▸ **Exercise inputs**
= = = =
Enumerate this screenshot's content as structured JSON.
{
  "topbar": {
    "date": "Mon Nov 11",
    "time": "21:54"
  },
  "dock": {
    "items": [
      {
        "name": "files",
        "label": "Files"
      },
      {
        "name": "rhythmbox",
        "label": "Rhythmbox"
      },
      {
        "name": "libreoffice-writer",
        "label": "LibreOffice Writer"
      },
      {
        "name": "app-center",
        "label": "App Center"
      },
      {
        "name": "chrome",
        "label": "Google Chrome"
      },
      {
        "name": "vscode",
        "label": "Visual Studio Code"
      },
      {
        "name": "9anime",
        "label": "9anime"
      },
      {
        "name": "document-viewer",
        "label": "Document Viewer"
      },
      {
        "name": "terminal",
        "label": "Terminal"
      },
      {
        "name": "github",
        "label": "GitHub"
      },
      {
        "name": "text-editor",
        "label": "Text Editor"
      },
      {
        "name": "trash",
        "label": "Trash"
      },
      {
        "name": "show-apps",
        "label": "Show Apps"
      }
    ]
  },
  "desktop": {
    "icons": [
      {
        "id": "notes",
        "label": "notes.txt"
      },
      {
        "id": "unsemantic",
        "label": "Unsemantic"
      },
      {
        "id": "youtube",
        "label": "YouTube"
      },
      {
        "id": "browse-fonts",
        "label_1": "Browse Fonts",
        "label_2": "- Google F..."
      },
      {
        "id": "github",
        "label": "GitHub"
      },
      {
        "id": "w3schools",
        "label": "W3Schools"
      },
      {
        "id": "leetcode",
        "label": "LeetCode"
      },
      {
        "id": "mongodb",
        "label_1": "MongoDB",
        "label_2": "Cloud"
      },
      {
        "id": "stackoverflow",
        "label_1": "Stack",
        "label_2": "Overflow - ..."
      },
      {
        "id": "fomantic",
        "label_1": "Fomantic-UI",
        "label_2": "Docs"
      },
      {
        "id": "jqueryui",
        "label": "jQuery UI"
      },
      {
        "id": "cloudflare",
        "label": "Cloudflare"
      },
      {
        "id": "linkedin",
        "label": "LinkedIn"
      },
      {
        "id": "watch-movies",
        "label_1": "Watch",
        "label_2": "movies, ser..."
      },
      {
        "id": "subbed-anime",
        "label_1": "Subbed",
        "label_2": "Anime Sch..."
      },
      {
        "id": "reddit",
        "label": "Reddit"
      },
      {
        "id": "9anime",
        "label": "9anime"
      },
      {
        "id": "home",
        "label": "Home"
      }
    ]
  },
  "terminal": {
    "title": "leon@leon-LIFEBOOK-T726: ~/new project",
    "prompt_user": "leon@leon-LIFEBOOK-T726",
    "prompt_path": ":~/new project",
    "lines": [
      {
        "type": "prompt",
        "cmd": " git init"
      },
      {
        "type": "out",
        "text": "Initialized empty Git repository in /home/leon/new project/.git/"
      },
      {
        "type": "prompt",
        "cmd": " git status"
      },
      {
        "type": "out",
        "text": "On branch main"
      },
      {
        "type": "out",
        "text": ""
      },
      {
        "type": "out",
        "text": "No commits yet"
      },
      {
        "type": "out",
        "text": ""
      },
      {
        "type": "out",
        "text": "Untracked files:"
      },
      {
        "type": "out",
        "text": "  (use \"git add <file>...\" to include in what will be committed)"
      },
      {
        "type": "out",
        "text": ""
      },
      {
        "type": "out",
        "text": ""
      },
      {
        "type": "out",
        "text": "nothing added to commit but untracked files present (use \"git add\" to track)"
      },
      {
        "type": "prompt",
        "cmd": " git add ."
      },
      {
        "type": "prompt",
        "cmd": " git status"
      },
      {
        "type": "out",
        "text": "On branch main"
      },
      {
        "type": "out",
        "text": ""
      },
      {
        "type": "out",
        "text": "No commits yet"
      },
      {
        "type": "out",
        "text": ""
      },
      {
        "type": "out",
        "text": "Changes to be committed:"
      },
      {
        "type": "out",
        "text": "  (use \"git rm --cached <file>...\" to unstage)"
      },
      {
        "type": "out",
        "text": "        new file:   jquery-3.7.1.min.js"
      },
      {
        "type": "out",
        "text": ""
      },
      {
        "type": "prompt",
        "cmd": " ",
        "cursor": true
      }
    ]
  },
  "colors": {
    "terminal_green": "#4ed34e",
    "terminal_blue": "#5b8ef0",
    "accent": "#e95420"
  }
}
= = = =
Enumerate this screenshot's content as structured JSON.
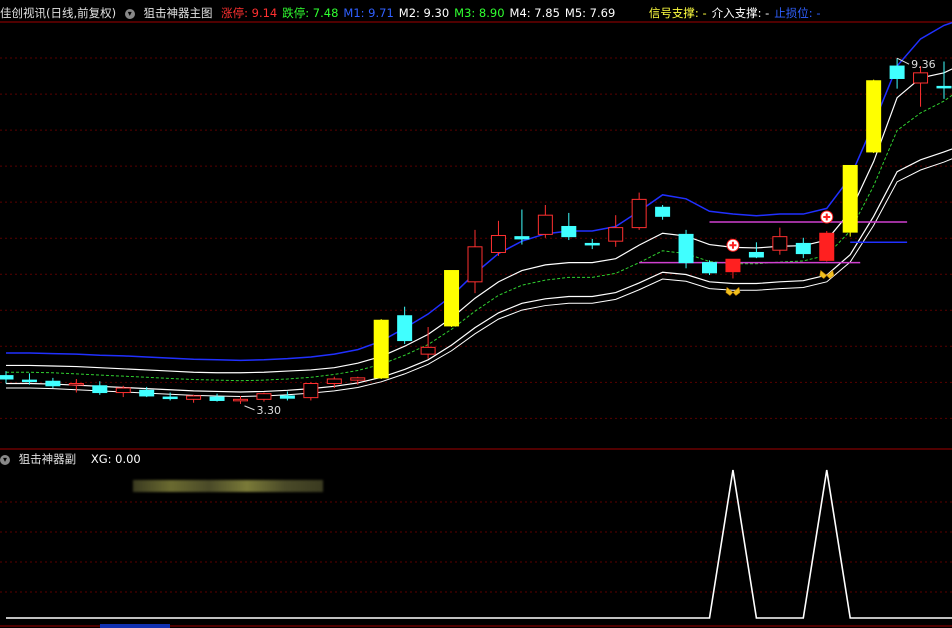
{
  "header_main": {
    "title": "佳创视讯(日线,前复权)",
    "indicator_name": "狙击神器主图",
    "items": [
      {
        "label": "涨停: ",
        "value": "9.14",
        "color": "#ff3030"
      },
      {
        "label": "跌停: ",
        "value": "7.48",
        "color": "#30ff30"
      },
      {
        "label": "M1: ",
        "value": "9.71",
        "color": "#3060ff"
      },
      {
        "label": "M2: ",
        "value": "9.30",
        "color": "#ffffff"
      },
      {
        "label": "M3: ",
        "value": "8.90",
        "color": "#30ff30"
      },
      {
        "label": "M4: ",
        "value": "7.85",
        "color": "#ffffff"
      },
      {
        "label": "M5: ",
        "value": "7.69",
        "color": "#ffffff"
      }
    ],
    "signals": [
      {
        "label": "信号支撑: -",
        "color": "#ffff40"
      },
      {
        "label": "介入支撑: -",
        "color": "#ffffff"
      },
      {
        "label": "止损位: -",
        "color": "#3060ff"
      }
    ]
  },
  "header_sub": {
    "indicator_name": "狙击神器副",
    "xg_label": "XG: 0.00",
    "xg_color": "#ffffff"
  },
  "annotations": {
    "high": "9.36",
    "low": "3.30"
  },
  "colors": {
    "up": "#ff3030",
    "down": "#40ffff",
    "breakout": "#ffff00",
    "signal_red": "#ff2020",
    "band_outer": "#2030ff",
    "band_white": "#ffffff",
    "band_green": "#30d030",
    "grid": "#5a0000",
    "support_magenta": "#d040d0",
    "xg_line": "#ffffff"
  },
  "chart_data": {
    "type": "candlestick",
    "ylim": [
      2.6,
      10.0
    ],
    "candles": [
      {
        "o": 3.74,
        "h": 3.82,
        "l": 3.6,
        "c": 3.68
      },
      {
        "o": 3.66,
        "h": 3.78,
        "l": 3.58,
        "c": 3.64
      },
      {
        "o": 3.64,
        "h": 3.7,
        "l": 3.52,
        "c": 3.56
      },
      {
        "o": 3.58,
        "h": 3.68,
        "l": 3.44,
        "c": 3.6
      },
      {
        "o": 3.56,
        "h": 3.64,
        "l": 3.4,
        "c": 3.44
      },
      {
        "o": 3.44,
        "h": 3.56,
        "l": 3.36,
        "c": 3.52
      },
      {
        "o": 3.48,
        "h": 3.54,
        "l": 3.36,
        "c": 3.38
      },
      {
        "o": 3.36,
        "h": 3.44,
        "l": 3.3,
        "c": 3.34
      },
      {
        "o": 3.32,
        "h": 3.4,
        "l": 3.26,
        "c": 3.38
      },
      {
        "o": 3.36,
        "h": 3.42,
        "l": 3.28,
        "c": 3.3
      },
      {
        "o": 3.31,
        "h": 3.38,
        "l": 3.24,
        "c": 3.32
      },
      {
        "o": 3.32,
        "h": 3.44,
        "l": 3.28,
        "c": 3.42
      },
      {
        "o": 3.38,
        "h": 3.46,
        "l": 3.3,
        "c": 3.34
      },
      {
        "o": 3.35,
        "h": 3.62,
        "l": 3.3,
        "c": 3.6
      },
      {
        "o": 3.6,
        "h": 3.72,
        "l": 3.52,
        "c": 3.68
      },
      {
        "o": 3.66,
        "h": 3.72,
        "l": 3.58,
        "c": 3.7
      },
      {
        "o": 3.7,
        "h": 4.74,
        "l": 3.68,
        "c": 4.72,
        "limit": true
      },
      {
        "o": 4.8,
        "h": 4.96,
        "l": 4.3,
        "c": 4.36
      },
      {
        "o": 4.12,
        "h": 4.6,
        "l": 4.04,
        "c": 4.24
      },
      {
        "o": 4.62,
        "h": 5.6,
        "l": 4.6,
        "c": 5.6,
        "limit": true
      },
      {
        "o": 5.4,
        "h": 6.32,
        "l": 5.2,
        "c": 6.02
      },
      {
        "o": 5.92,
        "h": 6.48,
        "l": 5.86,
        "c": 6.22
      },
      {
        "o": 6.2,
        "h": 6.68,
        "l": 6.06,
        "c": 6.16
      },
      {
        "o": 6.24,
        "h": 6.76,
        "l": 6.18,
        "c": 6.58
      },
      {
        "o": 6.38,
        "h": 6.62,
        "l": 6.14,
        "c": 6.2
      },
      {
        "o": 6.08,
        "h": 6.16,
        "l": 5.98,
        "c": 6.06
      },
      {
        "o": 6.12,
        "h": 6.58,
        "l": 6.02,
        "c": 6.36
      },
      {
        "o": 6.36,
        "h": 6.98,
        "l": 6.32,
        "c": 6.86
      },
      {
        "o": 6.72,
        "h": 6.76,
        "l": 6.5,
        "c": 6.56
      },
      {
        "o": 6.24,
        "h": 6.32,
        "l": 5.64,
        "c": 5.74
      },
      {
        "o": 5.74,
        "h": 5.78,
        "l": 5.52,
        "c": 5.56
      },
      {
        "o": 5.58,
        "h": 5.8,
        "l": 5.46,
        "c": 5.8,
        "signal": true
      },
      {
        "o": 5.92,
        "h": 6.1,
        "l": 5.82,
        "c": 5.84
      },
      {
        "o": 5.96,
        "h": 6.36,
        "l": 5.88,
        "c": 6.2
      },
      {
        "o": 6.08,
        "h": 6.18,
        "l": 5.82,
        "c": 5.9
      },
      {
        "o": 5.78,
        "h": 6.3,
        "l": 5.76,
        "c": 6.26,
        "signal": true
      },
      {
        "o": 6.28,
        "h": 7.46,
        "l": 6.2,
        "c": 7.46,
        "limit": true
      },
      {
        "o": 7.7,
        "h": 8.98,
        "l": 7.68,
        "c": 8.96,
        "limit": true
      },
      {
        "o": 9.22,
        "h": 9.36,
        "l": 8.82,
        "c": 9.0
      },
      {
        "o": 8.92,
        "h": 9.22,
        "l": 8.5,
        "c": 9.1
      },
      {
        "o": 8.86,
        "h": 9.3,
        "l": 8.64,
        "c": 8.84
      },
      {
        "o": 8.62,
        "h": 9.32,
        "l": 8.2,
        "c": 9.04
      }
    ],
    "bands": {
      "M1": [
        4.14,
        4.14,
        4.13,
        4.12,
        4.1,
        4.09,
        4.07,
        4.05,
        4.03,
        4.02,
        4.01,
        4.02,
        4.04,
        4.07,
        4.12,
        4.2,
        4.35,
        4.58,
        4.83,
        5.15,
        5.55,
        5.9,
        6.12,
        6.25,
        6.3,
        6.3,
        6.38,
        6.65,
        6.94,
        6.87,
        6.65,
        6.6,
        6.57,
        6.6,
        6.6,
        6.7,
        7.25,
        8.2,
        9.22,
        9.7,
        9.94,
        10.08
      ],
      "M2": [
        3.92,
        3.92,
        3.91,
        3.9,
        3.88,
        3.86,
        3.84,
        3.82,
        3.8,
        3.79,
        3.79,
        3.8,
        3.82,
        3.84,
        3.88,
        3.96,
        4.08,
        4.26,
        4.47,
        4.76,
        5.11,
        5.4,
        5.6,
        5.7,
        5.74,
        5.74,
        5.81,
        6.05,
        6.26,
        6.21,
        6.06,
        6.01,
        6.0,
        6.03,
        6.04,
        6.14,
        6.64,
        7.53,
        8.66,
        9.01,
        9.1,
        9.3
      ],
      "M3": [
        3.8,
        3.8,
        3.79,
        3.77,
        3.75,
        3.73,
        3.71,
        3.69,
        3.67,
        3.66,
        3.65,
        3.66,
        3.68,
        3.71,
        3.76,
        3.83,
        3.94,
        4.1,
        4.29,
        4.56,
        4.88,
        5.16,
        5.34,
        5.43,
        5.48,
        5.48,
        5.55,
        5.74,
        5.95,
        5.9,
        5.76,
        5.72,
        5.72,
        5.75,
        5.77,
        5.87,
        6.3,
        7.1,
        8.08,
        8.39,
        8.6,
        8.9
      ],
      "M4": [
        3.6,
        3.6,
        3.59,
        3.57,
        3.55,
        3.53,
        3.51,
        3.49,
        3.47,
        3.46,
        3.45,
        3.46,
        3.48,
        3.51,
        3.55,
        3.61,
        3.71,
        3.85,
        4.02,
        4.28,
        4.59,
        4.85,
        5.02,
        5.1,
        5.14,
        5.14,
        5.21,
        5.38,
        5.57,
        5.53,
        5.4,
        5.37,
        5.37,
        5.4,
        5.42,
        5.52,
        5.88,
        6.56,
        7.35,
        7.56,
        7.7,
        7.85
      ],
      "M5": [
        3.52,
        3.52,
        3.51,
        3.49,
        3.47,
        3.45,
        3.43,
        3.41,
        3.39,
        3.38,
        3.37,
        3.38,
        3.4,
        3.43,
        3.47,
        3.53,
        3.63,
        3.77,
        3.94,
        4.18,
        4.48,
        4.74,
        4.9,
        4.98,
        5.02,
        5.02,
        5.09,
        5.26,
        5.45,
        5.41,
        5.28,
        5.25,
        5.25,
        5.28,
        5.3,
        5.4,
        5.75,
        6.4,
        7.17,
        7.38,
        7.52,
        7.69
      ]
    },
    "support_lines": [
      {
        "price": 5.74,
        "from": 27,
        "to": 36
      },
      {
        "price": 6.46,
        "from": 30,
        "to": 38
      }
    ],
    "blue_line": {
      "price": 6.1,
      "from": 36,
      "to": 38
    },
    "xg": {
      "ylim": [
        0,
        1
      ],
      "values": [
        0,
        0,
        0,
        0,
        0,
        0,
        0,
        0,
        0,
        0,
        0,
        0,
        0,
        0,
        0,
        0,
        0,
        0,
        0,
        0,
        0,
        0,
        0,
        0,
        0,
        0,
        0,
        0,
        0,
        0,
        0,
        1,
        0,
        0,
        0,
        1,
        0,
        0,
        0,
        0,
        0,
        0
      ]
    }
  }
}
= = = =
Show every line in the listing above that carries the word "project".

▸ **Response area**
    "title": "leon@leon-LIFEBOOK-T726: ~/new project",
    "prompt_path": ":~/new project",
        "text": "Initialized empty Git repository in /home/leon/new project/.git/"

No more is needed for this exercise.